Read More: Why Everyone Is So Rude Right Now
We’re less likely to attend to be polite toward those we see as “other”—one reason there was a strict protocol in white antebellum South was to refrain from using signifiers like “sir or ma’am” in encounters with Black people. Recently, Jennifer Eberhardt and her colleagues looked at the body-camera videotapes of 981 police traffic stops. Analysis of the conversations revealed that officers were more polite with white drivers, saying “please” and “thank you” more and using formal titles “sir” and “ma’am” more frequently. Politeness isn’t just good for our belonging; it’s good for law and order.
In one carefully conducted experiment, when police pulled over drivers and followed a script that conveyed politeness, the drivers later reported higher trust and confidence in the police. The effects were especially strong among ethnic immigrants, who can often feel uncertain of their belonging in their new country and are understandably mistrustful of police. In another experiment, Jason Okonofua and his colleagues created a thirty-minute training module that encouraged parole officers to empower and affirm their parolees by building respectful relationships with them. Ten months later, fewer of their parolees had been arrested again, relative to the parolees of officers who had received a control version of the training. This is a small but hopeful step in a long road to creating better relationships between law enforcement and the public they serve.
These are just a few of the practices that have been demonstrated through rigorous research to foster belonging. Others include creating opportunities for people to work together in common purpose; providing critical feedback in a way that makes it clear that it comes from a belief in the recipient’s ability to reach a higher standard; establishing norms of inclusion through leaders who “show don’t tell” their commitment to diversity; and asking people questions about themselves to better understand their challenges and to convey that they are seen as a whole person and are genuinely valued.
We can all look for opportunities to create belonging even in the smallest corners of social life. A female director of a major Silicon Valley firm told me about her early days as she rose in the ranks of a large technology firm. She described one experience that she believed had made a big difference in her career. She was about to give a presentation to shareholders. It felt like a make-or-break moment in her career. She was well aware of the fact that she was one of only a few rising female leaders in the industry at the time, which amplified her stress and doubts about belonging. As she awaited her introduction, the CEO walked up to her, looked her in the eyes, and said, “You are changing this company.” Though only five words, they were powerful, she said.

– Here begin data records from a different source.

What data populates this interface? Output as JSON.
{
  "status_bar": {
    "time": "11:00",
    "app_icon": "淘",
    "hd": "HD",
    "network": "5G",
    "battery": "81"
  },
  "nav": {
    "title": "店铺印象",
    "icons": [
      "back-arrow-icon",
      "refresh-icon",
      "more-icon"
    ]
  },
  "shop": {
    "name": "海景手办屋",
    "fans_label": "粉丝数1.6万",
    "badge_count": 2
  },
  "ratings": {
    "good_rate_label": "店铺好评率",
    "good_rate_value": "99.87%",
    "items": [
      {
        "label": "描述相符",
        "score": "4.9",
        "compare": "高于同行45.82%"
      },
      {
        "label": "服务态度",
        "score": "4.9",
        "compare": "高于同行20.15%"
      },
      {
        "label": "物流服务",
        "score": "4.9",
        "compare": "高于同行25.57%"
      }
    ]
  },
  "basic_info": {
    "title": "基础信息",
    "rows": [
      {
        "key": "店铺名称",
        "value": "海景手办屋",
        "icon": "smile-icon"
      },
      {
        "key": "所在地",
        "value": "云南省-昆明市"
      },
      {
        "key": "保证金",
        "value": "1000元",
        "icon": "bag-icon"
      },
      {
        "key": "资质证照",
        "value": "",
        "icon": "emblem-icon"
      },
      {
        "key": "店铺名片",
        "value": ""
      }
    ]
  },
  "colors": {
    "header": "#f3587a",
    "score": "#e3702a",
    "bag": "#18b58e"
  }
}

We have much urgent work to do in building a society that is more inclusive, nurturing, and just for people. These small acts of caring can sometimes make a big difference for the well-being and thriving of those we extend them to. In any given encounter, on any day, we can all find ways to conjure some of the magic of making people feel they belong. We can make every situation a little bit better for ourselves and for the people with whom we share it.
Excerpted from Belonging: The Science of Creating Connection and Bridging Divides by Geoffrey L. Cohen. Copyright © 2022 by Geoffrey L. Cohen. Used with permission of the publisher, W. W. Norton & Company, Inc. All rights reserved.